How it works

Although the methodologies involved in Human Services are very much circumscribed by demands of a situation and specific needs therein, the two main premises upon which it usually operates are that of prevention of problem or if past that scenario, the remediation of such a problem. For example, if a Human Services practitioner is focusing on the health domain of a certain populace, they will first try to prevent that populace from being exposed to potential diseases; this will be done by providing the right facilities and making them aware through precautions and lifestyle changes. Such a premise is that of prevention of the problem.

However, if the populace is already caught in a certain disease and thus negating the prevention scenario, they will very much be aided by medication, hospitalization, and other medical facilitations – this then is the remediation of the problem. These two basic mechanics can be applied across the spectrum, from the overt adversaries like a health crisis, natural catastrophes, to more genial albeit ever so important needs like counseling, behavioral management aid, etc. Human Services are often represented in the form of organizations, institutions, groups, and local governments that provide community-based services.

Careers in Human Services

Human Services train individuals who are generally identified as Human Services professionals or practitioners and go on to contribute to some part of society with their respective roles. The role can be that of a nurse, psychologist, therapist, counselor, child welfare specialist, community outreach manager, substance abuse counselor, clinical social worker and many more variants of all these. In short, career opportunities abound in leaps and bounds when it comes to human services and is offered a wide range of varieties to suit your potential.

It is perhaps one of the few fields of study that not only demands performance on the side of its practitioner in the fullest sense but also nourishes his or her ethical compass as well. The careers in human services will always be directly concerned with humans in the most immediate manner possible. Therefore, as much as it is rewarding, it can also be challenging and difficult.

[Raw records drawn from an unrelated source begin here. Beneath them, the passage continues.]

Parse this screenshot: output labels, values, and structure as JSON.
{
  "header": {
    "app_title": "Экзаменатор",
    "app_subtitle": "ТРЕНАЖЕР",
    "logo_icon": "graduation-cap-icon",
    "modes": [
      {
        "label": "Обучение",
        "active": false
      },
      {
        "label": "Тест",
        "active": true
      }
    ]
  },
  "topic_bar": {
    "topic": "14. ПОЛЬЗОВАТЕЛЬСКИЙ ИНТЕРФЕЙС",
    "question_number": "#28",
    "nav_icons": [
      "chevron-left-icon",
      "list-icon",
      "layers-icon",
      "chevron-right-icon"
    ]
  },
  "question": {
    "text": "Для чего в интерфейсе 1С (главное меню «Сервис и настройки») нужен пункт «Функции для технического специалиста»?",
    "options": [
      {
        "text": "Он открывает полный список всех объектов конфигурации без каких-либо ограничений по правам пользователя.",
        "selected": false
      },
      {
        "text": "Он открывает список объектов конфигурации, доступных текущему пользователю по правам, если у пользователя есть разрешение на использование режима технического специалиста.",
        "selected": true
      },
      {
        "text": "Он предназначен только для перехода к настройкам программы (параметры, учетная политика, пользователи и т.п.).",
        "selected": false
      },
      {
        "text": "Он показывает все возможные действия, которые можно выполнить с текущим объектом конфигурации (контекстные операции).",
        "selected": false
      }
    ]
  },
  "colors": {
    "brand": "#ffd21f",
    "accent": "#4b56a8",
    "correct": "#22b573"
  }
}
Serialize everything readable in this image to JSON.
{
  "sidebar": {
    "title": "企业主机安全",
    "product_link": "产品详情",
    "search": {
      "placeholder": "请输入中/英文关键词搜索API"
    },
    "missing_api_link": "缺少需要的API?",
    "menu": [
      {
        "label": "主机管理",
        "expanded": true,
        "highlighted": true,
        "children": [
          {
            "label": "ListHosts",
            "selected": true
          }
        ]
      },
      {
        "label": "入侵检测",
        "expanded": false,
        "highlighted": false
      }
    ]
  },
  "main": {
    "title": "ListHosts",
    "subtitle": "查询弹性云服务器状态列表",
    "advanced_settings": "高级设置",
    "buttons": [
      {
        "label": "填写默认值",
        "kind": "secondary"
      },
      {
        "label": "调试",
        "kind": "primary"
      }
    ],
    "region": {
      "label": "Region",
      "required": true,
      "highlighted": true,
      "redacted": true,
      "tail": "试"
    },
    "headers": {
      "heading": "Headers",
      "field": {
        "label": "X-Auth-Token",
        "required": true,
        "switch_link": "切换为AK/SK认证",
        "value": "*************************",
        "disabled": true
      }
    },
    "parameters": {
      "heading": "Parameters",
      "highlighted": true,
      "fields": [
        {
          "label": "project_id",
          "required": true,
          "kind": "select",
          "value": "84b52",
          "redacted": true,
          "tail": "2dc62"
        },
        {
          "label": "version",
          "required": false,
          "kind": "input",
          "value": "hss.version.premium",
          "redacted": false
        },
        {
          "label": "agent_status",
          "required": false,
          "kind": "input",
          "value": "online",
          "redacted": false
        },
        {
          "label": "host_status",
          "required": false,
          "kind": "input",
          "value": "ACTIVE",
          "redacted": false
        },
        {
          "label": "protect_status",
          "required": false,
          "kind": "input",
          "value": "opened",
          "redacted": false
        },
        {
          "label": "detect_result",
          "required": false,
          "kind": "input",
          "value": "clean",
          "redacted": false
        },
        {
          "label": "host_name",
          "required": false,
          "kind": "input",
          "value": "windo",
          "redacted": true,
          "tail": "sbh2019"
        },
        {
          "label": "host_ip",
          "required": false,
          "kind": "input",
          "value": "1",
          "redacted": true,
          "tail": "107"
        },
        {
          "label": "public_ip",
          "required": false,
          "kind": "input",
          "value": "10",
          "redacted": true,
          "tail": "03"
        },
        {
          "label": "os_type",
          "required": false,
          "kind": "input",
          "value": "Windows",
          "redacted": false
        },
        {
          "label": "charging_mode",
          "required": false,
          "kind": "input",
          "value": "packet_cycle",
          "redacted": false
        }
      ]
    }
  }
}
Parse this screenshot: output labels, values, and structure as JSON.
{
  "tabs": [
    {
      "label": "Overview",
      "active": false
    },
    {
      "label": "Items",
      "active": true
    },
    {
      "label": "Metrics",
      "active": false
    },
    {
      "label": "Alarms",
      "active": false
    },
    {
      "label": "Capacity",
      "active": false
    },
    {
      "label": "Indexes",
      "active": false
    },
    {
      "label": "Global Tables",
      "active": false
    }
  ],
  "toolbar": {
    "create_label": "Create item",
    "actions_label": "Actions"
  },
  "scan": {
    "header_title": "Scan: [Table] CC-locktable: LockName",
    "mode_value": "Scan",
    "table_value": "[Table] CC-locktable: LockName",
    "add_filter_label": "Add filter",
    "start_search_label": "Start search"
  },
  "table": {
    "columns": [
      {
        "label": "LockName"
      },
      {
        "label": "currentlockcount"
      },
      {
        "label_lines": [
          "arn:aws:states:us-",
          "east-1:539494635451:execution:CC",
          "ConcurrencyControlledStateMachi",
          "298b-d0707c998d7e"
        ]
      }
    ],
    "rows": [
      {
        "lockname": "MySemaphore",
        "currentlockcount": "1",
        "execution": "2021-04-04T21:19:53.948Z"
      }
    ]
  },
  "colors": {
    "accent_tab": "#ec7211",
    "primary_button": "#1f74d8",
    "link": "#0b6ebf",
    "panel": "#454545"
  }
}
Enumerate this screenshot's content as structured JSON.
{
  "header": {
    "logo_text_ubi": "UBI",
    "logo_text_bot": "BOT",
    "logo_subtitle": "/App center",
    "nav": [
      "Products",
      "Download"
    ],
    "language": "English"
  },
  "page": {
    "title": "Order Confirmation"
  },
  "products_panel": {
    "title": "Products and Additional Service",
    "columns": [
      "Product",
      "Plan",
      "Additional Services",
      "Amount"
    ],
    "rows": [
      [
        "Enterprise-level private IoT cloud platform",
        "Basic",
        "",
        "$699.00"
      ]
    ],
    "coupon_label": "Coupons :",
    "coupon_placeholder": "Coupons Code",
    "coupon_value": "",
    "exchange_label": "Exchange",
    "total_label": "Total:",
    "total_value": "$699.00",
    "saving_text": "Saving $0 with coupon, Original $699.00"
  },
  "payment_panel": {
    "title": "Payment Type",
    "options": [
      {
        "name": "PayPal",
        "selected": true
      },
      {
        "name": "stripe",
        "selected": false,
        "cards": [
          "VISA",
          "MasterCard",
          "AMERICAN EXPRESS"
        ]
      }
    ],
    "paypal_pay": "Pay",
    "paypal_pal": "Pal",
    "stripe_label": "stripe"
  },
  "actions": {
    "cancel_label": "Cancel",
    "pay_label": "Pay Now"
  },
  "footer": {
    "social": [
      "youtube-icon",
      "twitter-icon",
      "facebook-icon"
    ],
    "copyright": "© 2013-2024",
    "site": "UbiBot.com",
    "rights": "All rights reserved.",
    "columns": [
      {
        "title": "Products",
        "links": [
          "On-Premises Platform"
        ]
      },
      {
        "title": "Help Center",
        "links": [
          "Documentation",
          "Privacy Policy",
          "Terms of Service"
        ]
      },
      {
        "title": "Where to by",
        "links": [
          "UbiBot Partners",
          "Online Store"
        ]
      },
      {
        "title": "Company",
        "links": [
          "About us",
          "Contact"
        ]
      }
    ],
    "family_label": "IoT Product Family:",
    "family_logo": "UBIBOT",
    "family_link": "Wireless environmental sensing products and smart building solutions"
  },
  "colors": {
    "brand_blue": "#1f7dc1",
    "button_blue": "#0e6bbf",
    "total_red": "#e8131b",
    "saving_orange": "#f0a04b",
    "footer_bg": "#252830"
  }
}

 Place in academia and beyond

A degree in Human Services has a very unique place in academia. It is often unregulated in the sense that each school has its degree program content. Human Services are frequently conflated with Social Work when in fact the two have very disparate structures, both academically and career-wise, even as they end up serving the same end in the long run. Unlike Social Work, Human Services often will not be provided with internships to boost your credentials on the practical side of the career. You’ll have to volunteer for some or do a diploma in Social Work to compete in the job market.

A graduate in Human Services, for example, is not eligible to sit in a licensing test that will qualify him as a licensed social worker. As much as these setbacks can be off-putting, they also make room for one of the biggest benefits that come with doing a major in Human Services – you can do it online! Yes, while there’s a good range of degree programs being offered online these days, Human Services is perhaps the most virtual friendly one, owing to its combinatory compulsion of practical and theoretical experience. You can work from home, volunteer in community-based services and do other stuff, and not be constrained by your classes for having to be present in them.


Your degree, career, and by extension life in Human Services can be both exciting and difficult depending on how you adapt to it. It can be a very easygoing field of study in a sense that most of the time you are dealing with commonsensical frameworks, both theoretical and practical, that do not require the stretch of your IQ like hard sciences.

On the other hand, it can also be challenging as it requires a great amount of discipline, personal integrity, sense of management and above all, a very stable temperament. Human Services, however being an extension of Social Work, is an even more wide-spread and interdisciplinary field, since it pervades into all domains found in every stratum of society. It’s very much an edifice for perceptive and creative individuals to solve the immediate problems of progressive society without having to undermine their ethics. On the contrary, they are given an opportunity to nourish their humanism.